Some of these criticisms are rather beside the mark, but were all true, they would not impair his essential greatness, which lay in another sphere.

Among the lay barons, the first place naturally belonged to Richard of Cornwall who, as the king's brother, was unwilling to take any steps which might impair the royal prerogative; while Simon de Montfort, earl of Leicester, the ablest man of his order, was regarded with suspicion as a foreigner, and linked to Henry's cause by his marriage with the princess Eleanor.

Neither eastern nor southern Siam was included in this agreement, but nothing was said to impair or lessen in any way the full sovereign rights of the king of Siam over those parts of the country.

This constitution has worked well on the whole, the only serious hitches having been due to the tendency of governors-general and kaimakams to attempt to supersede the mejliss by autocratic action, and to impair the freedom of elections.

The methods of union adopted are not allowed to impair the strength of structures, which is calculated on the weakest sections through the rivet or bolt holes.
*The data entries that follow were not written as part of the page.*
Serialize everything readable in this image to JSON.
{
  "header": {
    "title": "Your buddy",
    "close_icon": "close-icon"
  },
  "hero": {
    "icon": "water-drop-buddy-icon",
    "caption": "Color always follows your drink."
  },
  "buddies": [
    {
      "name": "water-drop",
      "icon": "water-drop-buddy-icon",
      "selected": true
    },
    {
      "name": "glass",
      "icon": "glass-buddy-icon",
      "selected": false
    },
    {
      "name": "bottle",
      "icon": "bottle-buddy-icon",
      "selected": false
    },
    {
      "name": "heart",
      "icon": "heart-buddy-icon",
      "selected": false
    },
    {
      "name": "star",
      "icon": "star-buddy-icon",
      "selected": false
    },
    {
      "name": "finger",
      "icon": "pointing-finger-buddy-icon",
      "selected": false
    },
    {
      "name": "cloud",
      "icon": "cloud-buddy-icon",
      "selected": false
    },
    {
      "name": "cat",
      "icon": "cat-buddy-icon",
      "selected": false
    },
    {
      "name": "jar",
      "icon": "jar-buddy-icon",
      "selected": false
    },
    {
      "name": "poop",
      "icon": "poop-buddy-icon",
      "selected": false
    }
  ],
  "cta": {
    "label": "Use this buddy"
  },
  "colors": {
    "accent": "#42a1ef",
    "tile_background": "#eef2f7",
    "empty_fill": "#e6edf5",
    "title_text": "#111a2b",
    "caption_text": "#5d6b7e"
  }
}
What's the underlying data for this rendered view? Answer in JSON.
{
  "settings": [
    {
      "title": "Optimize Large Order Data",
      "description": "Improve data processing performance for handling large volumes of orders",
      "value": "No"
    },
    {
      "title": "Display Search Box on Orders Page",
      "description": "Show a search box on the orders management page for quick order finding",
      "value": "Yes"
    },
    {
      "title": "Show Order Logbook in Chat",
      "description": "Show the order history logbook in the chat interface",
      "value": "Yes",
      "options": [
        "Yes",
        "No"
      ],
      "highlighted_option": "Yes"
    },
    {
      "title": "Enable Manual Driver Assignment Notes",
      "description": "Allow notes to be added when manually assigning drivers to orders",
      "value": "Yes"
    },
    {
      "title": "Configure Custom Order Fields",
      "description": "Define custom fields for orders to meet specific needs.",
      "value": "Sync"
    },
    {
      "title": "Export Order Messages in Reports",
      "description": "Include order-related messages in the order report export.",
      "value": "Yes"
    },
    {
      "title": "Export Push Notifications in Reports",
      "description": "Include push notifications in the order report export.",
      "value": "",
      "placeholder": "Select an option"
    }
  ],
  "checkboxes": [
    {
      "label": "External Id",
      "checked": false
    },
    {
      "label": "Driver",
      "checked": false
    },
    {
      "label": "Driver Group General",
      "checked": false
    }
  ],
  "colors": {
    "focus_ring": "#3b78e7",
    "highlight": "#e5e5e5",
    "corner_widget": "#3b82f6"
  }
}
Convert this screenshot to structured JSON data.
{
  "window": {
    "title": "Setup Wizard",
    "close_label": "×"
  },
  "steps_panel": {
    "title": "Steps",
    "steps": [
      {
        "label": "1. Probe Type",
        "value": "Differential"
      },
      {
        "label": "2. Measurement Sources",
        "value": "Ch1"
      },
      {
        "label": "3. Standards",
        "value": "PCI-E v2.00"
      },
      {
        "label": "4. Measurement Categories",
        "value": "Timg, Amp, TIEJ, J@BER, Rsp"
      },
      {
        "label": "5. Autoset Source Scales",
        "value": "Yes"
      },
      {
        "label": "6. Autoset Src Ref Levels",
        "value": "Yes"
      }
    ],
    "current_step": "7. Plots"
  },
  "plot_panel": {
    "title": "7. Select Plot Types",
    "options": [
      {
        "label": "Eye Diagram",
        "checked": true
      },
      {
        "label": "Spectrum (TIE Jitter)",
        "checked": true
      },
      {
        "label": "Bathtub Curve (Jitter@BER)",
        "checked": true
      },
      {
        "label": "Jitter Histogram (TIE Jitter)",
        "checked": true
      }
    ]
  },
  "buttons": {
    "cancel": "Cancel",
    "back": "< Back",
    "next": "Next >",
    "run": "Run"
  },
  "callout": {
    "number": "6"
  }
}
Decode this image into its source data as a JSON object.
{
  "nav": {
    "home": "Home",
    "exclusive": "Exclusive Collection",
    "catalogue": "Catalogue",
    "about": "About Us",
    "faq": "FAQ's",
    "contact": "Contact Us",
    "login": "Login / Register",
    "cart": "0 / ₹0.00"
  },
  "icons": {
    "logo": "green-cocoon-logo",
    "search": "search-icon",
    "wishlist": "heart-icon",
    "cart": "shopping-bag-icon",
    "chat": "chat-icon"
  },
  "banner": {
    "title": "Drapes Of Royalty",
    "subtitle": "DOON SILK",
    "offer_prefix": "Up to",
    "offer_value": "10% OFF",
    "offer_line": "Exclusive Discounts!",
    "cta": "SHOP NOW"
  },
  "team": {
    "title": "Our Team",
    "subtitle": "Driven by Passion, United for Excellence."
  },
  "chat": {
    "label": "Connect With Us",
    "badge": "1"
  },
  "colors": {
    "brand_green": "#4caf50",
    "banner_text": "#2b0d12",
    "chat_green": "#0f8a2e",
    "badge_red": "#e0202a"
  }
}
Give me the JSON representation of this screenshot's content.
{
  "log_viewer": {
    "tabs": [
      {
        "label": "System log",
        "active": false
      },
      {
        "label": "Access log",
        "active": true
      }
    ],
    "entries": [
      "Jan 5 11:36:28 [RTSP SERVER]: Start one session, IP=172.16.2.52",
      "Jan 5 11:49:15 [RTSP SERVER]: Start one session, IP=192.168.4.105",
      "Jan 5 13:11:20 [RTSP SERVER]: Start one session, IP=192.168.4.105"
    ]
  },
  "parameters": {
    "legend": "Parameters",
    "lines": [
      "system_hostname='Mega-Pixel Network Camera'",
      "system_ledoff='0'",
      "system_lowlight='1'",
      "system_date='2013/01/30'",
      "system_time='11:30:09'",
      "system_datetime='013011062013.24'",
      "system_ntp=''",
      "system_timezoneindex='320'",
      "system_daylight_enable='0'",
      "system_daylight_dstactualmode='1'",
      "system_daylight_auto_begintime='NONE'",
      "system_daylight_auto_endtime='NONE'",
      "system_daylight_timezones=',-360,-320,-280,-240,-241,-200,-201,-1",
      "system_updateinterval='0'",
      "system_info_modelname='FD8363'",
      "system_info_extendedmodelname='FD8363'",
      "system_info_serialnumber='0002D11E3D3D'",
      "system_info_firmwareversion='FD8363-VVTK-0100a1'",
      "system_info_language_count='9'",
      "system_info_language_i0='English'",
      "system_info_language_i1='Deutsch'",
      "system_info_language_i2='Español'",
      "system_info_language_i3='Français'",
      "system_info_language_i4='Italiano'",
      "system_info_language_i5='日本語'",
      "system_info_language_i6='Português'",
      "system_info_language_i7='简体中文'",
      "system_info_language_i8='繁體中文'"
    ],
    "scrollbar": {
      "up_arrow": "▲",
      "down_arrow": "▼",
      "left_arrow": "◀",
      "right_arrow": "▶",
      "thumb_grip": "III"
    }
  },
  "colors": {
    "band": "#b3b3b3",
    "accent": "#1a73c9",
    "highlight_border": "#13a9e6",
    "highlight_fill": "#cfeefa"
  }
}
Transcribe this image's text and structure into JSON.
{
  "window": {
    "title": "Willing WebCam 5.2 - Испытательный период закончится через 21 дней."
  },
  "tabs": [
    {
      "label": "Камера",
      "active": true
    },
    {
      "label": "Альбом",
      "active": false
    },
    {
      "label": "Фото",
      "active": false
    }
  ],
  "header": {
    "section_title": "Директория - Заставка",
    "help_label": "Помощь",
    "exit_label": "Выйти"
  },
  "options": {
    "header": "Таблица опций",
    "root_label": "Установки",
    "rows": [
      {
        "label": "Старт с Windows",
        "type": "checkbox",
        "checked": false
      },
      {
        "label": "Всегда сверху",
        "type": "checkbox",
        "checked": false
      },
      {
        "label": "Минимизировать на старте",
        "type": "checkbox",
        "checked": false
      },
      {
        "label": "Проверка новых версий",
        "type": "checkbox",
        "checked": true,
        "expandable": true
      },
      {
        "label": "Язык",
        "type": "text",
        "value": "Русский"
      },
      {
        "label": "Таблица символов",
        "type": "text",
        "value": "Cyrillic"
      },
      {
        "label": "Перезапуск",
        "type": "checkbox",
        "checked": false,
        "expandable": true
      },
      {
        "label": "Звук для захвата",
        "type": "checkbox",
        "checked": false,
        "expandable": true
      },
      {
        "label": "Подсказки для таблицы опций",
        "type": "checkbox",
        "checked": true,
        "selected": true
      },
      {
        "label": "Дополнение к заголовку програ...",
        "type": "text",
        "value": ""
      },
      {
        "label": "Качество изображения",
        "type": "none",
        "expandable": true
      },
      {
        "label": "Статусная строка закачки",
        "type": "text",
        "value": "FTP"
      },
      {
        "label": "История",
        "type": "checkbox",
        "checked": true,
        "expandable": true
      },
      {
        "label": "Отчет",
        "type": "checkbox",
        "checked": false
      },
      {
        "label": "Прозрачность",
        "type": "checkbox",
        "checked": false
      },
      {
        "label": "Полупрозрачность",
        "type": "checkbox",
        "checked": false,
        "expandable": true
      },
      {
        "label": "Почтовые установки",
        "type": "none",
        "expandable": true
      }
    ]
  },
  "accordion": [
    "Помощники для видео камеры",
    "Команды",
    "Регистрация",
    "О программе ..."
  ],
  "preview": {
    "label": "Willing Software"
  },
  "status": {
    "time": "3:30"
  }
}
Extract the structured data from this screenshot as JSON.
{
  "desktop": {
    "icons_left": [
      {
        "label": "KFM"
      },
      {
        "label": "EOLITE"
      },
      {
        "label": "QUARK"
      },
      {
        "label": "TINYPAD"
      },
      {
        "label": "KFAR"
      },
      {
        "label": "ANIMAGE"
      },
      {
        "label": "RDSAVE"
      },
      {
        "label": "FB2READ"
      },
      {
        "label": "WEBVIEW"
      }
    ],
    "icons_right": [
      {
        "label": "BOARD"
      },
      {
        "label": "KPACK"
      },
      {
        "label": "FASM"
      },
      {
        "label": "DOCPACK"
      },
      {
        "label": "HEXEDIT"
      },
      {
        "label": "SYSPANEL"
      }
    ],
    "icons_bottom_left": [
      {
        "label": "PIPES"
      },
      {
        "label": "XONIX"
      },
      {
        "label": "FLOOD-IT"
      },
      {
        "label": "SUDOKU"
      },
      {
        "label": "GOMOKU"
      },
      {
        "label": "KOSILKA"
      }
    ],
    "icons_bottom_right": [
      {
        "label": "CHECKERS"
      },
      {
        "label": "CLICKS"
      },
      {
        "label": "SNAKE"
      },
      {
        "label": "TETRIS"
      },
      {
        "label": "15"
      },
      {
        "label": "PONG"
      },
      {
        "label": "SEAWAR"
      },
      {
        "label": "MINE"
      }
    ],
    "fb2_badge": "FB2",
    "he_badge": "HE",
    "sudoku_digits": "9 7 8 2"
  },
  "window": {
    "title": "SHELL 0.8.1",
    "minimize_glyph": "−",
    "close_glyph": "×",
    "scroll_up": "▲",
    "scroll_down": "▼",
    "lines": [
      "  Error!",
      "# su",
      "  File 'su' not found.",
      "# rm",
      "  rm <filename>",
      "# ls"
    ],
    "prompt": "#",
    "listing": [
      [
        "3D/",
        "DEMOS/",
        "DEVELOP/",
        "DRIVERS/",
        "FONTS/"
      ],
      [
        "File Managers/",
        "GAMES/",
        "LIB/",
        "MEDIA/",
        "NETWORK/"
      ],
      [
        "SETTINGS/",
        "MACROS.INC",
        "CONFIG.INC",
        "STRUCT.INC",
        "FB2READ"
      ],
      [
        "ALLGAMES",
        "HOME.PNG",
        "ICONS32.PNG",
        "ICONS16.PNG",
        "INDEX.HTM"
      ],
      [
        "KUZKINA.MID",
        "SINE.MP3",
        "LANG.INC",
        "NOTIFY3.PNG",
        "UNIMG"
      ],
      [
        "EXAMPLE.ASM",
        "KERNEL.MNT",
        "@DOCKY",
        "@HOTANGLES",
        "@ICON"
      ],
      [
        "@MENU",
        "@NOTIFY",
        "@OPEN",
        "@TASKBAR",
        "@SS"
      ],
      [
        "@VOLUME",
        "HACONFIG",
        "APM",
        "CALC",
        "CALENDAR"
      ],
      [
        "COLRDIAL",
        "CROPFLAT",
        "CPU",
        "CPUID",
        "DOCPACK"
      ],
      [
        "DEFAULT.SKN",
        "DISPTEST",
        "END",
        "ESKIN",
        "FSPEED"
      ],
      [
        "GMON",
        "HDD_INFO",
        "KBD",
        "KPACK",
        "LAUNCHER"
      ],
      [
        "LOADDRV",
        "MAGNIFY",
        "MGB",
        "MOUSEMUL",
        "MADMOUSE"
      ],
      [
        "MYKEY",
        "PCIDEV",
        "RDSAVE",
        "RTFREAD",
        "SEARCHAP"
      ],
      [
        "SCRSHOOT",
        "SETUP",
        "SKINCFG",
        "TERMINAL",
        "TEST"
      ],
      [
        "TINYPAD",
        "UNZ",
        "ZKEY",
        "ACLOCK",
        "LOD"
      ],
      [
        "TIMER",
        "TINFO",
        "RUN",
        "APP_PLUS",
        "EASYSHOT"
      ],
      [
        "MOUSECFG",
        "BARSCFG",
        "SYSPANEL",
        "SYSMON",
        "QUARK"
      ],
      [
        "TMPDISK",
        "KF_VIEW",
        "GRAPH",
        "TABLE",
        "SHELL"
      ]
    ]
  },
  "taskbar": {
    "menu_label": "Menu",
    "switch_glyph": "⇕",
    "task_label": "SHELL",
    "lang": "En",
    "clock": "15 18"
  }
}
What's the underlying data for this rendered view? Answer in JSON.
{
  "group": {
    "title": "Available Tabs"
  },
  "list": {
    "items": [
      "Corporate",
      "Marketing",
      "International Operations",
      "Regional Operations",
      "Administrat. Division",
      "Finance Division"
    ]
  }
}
The elaborate literary culture of the Augustan age has done something to impair the native force of the Latin idiom.